SS-US.9-12.16. Examine labor and governmental efforts to reform and/or maintain a capitalistic economic system in the Great Depression.

Analyze Human Population Movement and Patterns

SS-US.9-12.17. Explain the patterns of and responses to immigration on the development of American culture and law.

SS-US.9-12.18. Analyze the effects of urbanization, segregation, and voluntary and forced migration within regions of the U.S. on social, political, and economic structures.

Analyze Global Interconnections

SS-US.9-12.19. Examine how imperialism changed the role of the United States on the world stage prior to World War I.

SS-US.9-12.20. Analyze the growth of and challenges to U.S. involvement in the world in the post-World War II era.

Analyze Change, Continuity, and Context

SS-US.9-12.21. Analyze change, continuity and context across eras and places of study from civil war to modern America.

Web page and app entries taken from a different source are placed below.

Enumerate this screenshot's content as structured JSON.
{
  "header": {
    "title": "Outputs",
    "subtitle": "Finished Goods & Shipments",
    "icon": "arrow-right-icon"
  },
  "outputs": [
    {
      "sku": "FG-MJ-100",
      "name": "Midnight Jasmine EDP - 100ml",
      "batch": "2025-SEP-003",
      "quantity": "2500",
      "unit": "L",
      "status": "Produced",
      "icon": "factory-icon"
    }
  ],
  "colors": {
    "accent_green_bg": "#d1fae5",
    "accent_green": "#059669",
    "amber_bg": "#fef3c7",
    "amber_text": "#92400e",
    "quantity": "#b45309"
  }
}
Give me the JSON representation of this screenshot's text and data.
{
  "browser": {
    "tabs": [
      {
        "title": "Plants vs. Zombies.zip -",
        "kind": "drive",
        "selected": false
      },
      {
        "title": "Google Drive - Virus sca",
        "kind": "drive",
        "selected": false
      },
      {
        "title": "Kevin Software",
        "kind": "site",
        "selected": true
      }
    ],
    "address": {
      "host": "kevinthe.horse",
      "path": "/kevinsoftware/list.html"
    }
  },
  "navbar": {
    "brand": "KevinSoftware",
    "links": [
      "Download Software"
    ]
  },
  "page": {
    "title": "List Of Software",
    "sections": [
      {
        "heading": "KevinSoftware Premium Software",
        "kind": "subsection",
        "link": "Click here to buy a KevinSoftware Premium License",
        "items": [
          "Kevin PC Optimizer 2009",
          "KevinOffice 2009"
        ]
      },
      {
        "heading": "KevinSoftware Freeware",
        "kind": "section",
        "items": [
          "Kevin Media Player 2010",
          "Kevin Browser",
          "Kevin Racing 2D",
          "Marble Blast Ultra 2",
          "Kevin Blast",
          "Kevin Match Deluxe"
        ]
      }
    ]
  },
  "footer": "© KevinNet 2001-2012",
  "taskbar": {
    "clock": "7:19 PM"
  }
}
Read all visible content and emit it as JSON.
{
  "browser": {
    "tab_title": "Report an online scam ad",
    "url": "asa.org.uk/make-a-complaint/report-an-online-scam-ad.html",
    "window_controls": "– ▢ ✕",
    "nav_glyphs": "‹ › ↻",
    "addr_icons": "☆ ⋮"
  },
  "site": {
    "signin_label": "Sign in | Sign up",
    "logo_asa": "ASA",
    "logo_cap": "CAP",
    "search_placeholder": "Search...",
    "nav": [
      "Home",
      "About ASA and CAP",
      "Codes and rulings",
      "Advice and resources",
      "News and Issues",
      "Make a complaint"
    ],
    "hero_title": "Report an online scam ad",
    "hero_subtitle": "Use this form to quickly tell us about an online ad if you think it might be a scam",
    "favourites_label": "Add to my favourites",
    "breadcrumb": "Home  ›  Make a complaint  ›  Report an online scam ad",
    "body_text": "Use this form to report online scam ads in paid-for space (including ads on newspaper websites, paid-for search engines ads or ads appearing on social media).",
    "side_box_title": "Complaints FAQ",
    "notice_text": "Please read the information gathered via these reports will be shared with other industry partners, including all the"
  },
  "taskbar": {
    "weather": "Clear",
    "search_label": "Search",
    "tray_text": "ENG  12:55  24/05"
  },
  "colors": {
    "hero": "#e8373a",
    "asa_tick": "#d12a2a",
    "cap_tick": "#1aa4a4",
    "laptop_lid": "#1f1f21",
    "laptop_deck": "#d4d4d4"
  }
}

SS-US.9-12.22. Evaluate the impact of inventions and technological innovations on the American society and culture.

Critique Historical Sources and Evidence

SS-US.9-12.23. Analyze the relationship between historical sources and the secondary interpretations made from them.

SS-US.9-12.24. Critique primary and secondary sources of information with attention to the source of the document, its context, accuracy, and usefulness such as the Reconstruction amendments, Emancipation Proclamation, Treaty of Fort Laramie, Chinese Exclusion Act, Roosevelt’s Corollary to the Monroe Doctrine, Wilson’s Fourteen Points, New Deal Program Acts, Roosevelt’s Declaration of War, Executive Order 9066, Truman Doctrine, Eisenhower’s Farewell Speech, Gulf of Tonkin Resolution, Test Ban Treaty of 1963, Brown vs. Board of Education decision, Letter from a Birmingham Jail, and the Voting Act of 1965.

Compare Perspectives

SS-US.9-12.25. Analyze how regional, racial, ethnic and gender perspectives influenced American history and culture.

Justify Causation and Argumentation

SS-US.9-12.26. Determine multiple and complex causes and effects of historical events in American history including, but not limited to, the Civil War, World War I and II, the Korean War and the Vietnam War.

Iowa History

SS-US.9-12.27. Evaluate Iowans or groups of Iowans who have influenced U.S. History.